Problem requirements: How many of the lines below have the word "photo" in them? The answer is that number and nothing more.

Records for processing:
>>>>
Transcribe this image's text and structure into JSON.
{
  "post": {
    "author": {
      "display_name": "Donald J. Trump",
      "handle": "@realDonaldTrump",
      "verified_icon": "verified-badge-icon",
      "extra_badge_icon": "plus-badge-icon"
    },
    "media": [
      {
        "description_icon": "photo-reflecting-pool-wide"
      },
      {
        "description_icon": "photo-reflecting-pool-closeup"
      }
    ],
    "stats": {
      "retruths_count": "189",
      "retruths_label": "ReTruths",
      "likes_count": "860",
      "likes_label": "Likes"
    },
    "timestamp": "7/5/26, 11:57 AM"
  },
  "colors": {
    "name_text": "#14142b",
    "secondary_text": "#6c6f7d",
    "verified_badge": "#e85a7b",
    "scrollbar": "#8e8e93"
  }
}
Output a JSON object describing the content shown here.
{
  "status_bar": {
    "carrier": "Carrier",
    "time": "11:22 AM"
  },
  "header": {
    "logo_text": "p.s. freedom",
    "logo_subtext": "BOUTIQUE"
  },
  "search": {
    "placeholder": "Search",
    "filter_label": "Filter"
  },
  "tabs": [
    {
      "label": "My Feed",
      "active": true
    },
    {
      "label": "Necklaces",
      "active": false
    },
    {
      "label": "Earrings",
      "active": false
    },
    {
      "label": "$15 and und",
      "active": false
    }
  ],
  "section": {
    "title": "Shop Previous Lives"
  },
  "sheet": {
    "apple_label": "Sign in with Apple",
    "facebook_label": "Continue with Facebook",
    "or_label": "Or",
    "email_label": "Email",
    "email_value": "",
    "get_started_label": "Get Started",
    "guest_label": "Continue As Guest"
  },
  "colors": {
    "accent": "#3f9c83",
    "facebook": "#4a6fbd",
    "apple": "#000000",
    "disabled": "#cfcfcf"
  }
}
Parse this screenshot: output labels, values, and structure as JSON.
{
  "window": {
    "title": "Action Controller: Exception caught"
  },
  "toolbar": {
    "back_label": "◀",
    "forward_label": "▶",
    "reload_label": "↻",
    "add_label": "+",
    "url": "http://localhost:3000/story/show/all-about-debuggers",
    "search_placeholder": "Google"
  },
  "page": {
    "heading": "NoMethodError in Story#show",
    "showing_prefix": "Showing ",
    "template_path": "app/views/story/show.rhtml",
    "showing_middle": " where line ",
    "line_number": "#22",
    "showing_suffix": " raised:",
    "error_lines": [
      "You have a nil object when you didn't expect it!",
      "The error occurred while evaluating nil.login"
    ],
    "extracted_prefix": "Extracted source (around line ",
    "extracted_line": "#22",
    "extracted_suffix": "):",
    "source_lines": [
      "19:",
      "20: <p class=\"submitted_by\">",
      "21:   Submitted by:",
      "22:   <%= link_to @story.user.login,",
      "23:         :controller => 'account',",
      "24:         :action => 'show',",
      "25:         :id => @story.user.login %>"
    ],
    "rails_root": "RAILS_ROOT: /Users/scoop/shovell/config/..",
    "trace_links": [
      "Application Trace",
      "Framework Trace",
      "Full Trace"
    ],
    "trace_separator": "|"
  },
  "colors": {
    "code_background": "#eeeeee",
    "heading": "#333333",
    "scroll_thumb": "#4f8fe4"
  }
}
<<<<
Worked solution: 2